**** Records for this exercise

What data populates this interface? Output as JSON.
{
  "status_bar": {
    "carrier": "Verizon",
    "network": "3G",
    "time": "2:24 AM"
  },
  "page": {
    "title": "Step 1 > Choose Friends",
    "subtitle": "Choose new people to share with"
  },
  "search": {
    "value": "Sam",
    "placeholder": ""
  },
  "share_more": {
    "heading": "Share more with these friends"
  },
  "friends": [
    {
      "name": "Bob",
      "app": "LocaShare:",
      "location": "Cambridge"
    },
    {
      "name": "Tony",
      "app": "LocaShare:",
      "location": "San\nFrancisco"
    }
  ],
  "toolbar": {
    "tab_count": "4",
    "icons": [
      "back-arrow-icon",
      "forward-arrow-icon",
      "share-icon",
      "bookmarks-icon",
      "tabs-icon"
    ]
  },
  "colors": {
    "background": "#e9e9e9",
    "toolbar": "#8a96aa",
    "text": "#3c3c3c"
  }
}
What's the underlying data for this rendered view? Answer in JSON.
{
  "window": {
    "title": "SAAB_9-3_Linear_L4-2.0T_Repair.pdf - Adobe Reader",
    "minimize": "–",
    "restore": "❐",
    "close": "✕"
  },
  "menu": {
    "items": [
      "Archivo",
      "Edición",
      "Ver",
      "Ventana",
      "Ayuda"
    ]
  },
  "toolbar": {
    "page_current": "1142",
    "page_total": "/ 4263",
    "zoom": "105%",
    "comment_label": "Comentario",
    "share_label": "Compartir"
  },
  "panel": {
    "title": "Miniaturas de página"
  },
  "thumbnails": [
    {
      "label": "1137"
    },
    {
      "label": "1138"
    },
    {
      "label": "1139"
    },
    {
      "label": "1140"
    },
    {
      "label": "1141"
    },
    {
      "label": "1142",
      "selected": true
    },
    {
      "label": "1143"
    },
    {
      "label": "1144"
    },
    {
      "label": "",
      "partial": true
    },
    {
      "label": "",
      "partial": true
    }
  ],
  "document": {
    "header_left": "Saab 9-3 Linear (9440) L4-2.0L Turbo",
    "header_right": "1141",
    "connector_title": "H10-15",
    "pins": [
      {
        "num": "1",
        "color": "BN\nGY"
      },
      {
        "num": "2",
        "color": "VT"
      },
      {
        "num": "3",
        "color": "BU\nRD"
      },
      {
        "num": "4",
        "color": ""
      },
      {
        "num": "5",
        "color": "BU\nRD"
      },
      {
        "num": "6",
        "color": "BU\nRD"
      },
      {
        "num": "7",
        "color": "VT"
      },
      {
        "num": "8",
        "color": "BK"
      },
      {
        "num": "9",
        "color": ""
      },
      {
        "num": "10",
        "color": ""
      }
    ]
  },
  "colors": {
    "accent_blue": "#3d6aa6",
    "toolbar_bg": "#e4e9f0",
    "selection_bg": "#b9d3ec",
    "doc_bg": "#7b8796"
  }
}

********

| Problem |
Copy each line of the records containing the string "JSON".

| Result for this exercise |
What data populates this interface? Output as JSON.
What's the underlying data for this rendered view? Answer in JSON.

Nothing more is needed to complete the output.